Start of INPUT DATA
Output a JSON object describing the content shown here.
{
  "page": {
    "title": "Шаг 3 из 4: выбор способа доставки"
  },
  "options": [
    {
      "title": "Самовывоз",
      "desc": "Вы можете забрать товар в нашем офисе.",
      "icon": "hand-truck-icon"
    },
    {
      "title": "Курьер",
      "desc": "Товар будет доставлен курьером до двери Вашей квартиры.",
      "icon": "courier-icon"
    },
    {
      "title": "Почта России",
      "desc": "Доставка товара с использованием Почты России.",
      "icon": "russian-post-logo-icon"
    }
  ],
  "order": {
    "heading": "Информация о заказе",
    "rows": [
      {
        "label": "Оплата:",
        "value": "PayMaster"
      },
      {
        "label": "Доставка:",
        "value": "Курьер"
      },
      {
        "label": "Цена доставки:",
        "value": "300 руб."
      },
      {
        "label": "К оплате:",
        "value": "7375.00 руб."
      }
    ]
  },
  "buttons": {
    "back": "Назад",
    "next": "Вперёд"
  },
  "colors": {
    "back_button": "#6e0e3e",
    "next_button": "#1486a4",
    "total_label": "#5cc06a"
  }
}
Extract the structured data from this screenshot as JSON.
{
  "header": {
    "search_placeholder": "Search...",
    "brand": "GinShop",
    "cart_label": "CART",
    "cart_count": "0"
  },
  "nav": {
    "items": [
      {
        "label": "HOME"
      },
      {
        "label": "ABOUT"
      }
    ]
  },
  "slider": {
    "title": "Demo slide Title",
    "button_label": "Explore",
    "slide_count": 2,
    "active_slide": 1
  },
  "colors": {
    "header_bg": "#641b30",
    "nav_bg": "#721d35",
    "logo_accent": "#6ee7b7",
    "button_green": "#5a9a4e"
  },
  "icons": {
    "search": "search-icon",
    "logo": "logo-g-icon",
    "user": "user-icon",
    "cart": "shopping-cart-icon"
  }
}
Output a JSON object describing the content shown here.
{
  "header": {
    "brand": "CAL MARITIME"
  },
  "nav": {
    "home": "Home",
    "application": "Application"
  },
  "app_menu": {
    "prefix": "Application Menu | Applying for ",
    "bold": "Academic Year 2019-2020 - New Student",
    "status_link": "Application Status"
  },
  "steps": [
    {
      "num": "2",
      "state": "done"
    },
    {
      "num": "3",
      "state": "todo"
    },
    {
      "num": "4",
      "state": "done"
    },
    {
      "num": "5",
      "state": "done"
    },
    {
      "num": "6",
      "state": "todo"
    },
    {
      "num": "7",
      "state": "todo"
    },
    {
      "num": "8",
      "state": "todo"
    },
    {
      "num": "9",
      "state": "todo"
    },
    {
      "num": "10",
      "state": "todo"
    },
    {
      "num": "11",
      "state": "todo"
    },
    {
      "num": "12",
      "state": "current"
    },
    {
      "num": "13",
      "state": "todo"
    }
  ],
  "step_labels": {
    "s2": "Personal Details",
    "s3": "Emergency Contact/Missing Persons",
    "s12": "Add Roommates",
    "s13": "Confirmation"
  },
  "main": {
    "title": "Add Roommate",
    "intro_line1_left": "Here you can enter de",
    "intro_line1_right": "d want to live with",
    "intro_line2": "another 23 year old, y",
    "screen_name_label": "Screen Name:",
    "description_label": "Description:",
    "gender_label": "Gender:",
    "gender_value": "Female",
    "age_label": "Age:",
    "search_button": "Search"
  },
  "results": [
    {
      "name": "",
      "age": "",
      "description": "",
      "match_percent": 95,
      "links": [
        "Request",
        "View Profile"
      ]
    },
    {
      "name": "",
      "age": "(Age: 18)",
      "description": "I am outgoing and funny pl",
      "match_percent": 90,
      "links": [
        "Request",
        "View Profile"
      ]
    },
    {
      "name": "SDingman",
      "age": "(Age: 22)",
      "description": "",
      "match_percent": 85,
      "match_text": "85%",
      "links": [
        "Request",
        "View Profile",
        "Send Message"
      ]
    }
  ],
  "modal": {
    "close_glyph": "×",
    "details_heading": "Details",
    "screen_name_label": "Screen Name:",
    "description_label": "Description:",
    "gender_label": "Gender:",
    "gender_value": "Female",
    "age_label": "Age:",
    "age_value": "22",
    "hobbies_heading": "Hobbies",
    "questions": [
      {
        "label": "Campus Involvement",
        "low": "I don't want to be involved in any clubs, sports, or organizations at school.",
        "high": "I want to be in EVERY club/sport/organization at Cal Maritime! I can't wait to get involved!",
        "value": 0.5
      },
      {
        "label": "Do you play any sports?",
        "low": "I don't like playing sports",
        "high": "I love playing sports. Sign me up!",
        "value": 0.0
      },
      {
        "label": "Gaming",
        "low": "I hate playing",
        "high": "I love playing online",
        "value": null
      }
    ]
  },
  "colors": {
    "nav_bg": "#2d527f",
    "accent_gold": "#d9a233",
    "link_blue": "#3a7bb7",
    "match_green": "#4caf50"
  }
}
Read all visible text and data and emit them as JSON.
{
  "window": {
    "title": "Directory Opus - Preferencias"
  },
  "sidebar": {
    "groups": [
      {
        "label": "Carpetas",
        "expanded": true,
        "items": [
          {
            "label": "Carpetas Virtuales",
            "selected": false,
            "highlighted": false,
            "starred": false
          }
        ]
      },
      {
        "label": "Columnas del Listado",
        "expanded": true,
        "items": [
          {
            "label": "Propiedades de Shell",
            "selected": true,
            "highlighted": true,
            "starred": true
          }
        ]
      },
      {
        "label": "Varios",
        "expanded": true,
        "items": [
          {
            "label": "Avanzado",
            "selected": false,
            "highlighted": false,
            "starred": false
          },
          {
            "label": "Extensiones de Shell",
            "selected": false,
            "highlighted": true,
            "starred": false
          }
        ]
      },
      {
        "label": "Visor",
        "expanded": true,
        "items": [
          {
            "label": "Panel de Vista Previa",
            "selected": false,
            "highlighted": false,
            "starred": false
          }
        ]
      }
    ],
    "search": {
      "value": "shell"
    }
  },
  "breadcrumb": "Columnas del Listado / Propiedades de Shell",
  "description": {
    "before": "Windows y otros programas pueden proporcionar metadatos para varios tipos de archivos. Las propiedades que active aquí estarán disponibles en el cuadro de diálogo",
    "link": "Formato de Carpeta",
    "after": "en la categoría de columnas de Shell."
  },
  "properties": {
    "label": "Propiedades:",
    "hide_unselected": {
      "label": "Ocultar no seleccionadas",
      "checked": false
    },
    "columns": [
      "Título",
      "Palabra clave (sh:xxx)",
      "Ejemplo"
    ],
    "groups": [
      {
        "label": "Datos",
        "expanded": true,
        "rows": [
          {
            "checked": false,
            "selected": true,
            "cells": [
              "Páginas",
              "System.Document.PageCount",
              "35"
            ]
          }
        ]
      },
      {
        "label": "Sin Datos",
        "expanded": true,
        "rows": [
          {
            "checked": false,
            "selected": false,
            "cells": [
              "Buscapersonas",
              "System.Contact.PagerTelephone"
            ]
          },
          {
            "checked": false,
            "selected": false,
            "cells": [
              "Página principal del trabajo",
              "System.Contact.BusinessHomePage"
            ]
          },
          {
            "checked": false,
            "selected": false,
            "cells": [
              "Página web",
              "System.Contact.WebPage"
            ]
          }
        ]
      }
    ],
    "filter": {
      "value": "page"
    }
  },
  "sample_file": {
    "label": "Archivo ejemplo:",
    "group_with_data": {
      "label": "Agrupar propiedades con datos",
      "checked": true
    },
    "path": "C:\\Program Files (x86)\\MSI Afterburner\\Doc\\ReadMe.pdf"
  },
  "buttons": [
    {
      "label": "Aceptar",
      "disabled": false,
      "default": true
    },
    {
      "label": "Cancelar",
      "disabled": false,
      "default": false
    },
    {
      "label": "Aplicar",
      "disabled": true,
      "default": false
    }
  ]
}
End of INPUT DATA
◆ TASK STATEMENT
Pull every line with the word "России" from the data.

◆ WRITTEN RESPONSE
      "title": "Почта России",
      "desc": "Доставка товара с использованием Почты России.",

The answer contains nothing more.